Page and application data records
· · · · · · ·

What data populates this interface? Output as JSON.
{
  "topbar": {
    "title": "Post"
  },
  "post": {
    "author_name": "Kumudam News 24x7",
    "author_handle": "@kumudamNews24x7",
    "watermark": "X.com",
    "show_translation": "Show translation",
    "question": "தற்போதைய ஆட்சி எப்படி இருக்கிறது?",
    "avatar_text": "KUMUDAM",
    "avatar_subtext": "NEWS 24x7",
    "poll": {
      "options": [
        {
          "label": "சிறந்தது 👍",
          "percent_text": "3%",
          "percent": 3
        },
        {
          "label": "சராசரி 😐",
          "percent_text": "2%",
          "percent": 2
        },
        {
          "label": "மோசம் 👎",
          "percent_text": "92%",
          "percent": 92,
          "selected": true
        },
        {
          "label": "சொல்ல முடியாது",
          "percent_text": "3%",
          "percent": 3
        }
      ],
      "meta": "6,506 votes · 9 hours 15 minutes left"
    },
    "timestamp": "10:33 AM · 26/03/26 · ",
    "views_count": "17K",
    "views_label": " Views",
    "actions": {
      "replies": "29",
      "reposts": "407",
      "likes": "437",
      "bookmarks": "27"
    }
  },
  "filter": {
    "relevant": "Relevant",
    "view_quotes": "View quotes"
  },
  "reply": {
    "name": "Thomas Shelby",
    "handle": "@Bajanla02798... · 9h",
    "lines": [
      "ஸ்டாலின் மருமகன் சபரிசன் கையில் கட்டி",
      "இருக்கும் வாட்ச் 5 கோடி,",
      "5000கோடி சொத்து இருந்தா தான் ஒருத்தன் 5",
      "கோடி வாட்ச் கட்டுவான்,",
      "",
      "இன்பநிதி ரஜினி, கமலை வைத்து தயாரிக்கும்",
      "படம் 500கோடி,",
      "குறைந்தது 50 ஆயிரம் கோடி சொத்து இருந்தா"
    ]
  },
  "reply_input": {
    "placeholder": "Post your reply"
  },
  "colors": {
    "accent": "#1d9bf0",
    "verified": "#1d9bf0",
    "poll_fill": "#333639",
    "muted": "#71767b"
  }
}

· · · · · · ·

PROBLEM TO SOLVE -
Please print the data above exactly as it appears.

RESULT FOR THIS EXERCISE -
What data populates this interface? Output as JSON.
{
  "topbar": {
    "title": "Post"
  },
  "post": {
    "author_name": "Kumudam News 24x7",
    "author_handle": "@kumudamNews24x7",
    "watermark": "X.com",
    "show_translation": "Show translation",
    "question": "தற்போதைய ஆட்சி எப்படி இருக்கிறது?",
    "avatar_text": "KUMUDAM",
    "avatar_subtext": "NEWS 24x7",
    "poll": {
      "options": [
        {
          "label": "சிறந்தது 👍",
          "percent_text": "3%",
          "percent": 3
        },
        {
          "label": "சராசரி 😐",
          "percent_text": "2%",
          "percent": 2
        },
        {
          "label": "மோசம் 👎",
          "percent_text": "92%",
          "percent": 92,
          "selected": true
        },
        {
          "label": "சொல்ல முடியாது",
          "percent_text": "3%",
          "percent": 3
        }
      ],
      "meta": "6,506 votes · 9 hours 15 minutes left"
    },
    "timestamp": "10:33 AM · 26/03/26 · ",
    "views_count": "17K",
    "views_label": " Views",
    "actions": {
      "replies": "29",
      "reposts": "407",
      "likes": "437",
      "bookmarks": "27"
    }
  },
  "filter": {
    "relevant": "Relevant",
    "view_quotes": "View quotes"
  },
  "reply": {
    "name": "Thomas Shelby",
    "handle": "@Bajanla02798... · 9h",
    "lines": [
      "ஸ்டாலின் மருமகன் சபரிசன் கையில் கட்டி",
      "இருக்கும் வாட்ச் 5 கோடி,",
      "5000கோடி சொத்து இருந்தா தான் ஒருத்தன் 5",
      "கோடி வாட்ச் கட்டுவான்,",
      "",
      "இன்பநிதி ரஜினி, கமலை வைத்து தயாரிக்கும்",
      "படம் 500கோடி,",
      "குறைந்தது 50 ஆயிரம் கோடி சொத்து இருந்தா"
    ]
  },
  "reply_input": {
    "placeholder": "Post your reply"
  },
  "colors": {
    "accent": "#1d9bf0",
    "verified": "#1d9bf0",
    "poll_fill": "#333639",
    "muted": "#71767b"
  }
}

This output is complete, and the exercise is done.